— GOAL OF THE EXERCISE —
Pull every line that includes the word "JSON" from the data.

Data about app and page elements
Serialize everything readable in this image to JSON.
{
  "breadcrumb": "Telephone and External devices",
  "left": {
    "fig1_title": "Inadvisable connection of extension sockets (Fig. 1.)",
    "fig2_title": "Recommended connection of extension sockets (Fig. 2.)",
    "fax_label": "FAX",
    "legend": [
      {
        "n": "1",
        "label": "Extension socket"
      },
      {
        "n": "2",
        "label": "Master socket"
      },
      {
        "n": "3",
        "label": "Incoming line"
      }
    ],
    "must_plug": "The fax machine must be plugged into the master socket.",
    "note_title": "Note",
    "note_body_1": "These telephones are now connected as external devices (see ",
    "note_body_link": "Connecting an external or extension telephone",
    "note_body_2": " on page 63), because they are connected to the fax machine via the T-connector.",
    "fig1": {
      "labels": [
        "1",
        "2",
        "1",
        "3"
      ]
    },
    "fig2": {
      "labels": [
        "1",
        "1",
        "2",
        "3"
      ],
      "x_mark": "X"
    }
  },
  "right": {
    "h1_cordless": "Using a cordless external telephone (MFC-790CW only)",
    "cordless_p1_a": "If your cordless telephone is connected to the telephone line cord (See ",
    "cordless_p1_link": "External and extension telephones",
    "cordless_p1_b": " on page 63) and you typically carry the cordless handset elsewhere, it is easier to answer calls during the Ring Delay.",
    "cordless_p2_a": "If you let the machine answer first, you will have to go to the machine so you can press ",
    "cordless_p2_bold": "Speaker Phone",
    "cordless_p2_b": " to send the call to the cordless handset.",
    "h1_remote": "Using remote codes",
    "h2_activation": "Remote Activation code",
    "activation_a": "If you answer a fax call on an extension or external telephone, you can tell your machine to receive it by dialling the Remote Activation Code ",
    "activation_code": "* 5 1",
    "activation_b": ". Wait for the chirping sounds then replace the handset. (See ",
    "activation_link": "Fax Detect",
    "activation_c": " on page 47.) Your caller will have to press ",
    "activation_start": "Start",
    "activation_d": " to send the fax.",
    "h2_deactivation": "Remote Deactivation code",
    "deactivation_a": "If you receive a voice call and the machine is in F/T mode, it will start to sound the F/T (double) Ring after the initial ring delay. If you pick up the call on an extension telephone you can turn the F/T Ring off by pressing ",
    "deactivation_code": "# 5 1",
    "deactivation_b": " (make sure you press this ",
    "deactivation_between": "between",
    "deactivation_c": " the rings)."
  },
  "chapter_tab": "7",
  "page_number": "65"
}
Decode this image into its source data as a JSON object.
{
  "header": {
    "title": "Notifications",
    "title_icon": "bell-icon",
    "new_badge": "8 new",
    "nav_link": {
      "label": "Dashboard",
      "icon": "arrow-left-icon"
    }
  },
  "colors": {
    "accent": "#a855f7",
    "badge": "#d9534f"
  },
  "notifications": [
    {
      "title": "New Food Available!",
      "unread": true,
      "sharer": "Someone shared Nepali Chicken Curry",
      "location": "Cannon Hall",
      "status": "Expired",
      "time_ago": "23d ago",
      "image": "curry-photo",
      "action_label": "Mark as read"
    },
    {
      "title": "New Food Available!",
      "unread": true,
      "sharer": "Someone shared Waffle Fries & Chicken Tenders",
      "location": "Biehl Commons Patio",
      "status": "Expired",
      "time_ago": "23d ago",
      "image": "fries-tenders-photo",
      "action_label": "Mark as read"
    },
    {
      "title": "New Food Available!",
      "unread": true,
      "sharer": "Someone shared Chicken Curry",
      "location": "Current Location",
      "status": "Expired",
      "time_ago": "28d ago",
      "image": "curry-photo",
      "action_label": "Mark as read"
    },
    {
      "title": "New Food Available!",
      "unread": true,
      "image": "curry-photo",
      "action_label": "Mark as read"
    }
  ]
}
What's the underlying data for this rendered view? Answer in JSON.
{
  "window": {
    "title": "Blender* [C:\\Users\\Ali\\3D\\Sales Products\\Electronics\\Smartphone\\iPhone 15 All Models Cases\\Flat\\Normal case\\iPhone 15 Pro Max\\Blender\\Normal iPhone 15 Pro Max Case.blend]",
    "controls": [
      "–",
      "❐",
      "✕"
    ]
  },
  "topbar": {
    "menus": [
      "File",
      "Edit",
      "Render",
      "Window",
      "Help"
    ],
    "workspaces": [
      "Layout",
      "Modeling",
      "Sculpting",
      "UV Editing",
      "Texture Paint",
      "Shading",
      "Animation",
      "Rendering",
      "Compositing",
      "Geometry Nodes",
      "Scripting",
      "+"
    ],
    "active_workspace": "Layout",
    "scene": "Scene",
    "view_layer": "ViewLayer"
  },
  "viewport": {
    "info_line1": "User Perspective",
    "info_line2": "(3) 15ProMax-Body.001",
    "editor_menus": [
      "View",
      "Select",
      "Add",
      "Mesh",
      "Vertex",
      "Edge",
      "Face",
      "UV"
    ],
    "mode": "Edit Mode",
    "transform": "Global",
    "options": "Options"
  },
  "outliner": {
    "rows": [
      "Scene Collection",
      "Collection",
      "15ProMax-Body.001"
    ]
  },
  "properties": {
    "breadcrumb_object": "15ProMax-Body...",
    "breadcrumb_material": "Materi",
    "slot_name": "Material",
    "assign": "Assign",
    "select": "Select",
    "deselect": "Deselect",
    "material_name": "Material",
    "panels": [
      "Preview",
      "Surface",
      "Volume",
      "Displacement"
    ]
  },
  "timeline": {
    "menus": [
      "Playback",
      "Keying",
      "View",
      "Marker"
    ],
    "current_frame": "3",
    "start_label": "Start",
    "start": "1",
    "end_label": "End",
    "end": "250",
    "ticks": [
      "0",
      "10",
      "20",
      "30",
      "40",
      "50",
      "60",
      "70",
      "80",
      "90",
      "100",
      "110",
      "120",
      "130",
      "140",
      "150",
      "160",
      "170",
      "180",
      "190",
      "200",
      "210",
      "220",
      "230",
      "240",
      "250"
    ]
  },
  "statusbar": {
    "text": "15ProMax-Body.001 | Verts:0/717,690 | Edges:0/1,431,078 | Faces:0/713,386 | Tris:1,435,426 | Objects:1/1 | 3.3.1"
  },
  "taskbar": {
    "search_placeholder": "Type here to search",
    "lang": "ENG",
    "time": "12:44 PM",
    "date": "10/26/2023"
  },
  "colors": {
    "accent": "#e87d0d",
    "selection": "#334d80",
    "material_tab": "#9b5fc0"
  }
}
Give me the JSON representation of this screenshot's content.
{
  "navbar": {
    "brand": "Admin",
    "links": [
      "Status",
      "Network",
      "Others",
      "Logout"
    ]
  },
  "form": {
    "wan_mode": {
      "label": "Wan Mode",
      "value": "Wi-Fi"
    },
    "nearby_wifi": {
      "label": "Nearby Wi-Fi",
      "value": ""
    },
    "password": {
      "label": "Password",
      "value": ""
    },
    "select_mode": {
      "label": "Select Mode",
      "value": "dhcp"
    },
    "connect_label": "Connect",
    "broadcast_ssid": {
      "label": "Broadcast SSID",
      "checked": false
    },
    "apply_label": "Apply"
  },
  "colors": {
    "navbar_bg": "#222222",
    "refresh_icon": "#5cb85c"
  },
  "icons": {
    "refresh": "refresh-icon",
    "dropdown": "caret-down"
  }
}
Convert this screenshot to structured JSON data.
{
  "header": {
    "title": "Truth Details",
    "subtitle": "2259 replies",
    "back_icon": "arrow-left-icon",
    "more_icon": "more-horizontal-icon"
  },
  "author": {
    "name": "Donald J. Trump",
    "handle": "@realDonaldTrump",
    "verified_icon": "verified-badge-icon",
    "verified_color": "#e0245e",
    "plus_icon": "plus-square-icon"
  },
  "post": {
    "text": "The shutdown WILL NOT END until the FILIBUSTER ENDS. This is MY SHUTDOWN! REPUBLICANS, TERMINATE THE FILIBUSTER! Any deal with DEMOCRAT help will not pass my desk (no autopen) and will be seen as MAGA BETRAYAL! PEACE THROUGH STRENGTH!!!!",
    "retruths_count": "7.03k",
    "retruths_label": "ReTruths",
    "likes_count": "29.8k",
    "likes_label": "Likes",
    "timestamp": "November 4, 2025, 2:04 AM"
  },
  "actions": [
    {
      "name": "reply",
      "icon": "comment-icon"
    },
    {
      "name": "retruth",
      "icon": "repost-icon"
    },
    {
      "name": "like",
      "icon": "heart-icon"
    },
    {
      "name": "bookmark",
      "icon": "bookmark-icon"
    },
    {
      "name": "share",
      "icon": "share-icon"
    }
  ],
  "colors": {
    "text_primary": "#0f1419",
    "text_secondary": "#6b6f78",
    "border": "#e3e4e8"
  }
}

— EXERCISE SOLUTION —
Serialize everything readable in this image to JSON.
Decode this image into its source data as a JSON object.
What's the underlying data for this rendered view? Answer in JSON.
Give me the JSON representation of this screenshot's content.
Convert this screenshot to structured JSON data.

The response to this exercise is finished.